Eligibility: If you are currently working in Canada in the field of environmental studies or sciences, you will be asked to answer questions about your work, personal demographics (e.g., career stage, gender, etc.) and to recount any experiences with interference in your ability to conduct or communicate your work.
This survey is anonymous. It should take you 20 – 30 minutes to complete.

Impact: Results from this academic research will be presented at national fora on science policy and decision-making and could have policy implications that will directly affect your future work.

Incentive: Participants who complete the survey will have the option to provide their email address to enter a draw and win one of three $50 gift cards or donations to the organization of their choice. Email addresses will be collected separately from the survey to maintain anonymity in responses and will be kept confidential.

 

The deadline to complete the survey is on or before 11:59pm ADT on Sunday, August 15, 2021.

Follow this link to the Survey: Interference in Science Survey Link

Or copy and paste the URL below into your internet browser: https://rowebusiness.eu.qualtrics.com/jfe/form/SV_aeHh5GmYXUMfoXk

If you have questions or concerns, please contact the research team at woodlab@dal.ca.

Thank you very much. Your participation is important to us.

 

Sincerely,
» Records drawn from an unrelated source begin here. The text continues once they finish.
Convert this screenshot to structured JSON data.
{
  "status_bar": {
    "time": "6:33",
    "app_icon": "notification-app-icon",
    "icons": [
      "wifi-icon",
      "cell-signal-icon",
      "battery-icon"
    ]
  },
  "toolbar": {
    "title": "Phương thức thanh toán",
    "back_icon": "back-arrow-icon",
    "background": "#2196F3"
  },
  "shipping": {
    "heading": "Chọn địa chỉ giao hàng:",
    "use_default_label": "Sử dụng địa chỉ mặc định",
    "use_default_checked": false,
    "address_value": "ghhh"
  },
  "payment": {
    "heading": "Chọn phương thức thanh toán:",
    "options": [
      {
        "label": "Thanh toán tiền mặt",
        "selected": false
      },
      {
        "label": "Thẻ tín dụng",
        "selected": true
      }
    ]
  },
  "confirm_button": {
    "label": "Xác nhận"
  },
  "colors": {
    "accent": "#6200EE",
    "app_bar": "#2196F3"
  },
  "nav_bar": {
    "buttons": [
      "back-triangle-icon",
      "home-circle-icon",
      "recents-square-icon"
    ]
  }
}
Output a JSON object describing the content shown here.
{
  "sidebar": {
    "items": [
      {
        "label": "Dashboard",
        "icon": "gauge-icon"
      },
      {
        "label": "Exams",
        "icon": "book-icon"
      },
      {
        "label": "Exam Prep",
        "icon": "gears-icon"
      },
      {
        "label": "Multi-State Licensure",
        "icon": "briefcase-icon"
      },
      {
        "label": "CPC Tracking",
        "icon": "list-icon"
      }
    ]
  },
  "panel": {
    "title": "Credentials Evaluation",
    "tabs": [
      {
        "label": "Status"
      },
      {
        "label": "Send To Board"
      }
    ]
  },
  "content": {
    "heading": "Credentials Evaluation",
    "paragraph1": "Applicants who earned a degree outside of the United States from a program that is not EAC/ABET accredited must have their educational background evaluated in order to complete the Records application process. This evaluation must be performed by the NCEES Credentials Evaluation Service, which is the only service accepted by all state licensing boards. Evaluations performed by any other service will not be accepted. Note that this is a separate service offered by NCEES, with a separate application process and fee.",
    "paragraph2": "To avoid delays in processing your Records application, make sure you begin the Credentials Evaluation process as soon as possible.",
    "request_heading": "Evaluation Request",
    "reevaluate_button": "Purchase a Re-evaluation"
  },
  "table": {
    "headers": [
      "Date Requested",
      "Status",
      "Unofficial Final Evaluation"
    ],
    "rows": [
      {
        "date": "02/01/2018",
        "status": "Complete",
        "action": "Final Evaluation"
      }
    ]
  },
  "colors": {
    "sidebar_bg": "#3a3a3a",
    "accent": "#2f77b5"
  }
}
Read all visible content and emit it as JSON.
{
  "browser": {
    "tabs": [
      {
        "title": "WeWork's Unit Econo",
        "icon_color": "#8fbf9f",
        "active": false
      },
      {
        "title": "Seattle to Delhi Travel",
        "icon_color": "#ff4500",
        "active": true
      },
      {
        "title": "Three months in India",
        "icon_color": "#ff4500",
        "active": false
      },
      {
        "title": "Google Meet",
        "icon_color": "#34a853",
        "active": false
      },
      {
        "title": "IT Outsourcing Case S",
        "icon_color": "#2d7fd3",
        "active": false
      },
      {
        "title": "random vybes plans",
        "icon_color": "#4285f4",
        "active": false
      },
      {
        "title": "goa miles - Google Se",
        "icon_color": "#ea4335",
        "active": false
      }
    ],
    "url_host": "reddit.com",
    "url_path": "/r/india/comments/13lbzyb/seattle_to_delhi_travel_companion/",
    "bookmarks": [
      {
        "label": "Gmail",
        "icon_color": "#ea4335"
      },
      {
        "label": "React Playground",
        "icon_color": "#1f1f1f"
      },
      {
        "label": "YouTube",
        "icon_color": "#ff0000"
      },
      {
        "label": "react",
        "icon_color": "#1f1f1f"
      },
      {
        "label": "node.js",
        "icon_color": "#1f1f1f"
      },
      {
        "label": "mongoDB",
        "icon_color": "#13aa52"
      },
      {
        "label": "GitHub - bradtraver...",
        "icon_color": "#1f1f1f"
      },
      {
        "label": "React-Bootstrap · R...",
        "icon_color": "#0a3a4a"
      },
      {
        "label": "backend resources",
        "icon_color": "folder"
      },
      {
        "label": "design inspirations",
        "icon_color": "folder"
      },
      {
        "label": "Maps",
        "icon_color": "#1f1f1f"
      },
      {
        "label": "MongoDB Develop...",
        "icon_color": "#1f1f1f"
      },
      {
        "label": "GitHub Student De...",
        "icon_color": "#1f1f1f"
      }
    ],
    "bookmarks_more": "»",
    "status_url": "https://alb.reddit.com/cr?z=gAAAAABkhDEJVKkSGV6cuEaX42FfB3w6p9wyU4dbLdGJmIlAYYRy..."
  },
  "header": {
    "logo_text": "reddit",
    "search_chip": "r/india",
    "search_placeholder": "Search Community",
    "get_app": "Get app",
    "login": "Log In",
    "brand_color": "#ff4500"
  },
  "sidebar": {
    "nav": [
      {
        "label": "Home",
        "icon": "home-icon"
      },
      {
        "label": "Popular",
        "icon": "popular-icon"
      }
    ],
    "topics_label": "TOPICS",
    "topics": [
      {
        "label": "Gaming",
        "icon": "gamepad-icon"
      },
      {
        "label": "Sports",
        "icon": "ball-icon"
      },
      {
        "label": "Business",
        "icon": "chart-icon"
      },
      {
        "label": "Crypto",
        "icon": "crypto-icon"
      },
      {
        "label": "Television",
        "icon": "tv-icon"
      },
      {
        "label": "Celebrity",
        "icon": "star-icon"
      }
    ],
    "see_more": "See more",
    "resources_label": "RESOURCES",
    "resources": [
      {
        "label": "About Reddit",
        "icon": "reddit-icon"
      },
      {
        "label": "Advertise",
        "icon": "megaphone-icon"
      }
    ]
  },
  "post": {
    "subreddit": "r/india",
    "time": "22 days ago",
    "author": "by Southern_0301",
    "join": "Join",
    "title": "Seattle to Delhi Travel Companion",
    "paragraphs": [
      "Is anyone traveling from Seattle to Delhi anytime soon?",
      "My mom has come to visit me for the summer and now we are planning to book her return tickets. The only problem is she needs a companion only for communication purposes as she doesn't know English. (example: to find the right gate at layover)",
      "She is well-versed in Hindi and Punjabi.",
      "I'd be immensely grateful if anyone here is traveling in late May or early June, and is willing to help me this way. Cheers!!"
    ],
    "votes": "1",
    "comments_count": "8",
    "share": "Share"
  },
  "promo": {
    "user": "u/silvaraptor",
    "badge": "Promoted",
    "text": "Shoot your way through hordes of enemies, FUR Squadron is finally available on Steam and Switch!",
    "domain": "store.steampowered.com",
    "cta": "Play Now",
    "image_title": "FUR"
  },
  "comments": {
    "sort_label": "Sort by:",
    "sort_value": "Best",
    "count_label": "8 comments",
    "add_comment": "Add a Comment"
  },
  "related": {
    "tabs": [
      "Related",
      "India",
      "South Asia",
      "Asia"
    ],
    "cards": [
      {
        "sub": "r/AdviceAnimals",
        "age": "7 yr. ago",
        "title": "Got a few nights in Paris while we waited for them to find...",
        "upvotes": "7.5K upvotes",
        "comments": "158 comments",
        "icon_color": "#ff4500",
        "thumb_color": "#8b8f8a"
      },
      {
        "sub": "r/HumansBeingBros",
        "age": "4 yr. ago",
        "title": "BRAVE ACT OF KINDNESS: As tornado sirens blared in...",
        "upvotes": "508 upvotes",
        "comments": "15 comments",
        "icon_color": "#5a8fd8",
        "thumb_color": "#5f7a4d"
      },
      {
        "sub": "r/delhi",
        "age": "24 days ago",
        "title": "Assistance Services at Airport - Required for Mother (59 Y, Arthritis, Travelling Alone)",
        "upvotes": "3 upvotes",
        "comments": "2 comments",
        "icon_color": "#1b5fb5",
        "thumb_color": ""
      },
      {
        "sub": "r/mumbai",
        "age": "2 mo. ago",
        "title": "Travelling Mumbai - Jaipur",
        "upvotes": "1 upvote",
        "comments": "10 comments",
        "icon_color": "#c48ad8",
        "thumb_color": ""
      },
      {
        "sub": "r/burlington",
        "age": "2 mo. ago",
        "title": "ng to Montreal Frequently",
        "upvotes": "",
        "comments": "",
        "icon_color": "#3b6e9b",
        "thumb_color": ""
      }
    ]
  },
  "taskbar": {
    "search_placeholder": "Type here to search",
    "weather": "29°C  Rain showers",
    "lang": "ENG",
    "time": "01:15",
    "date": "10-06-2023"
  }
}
Manjulika E. Robertson
on behalf of the Westwood Lab
School for Resource and Environment Studies
Dalhousie University, Halifax (K’jipuktuk), Nova Scotia

www.westwoodlab.ca || woodlab@dal.ca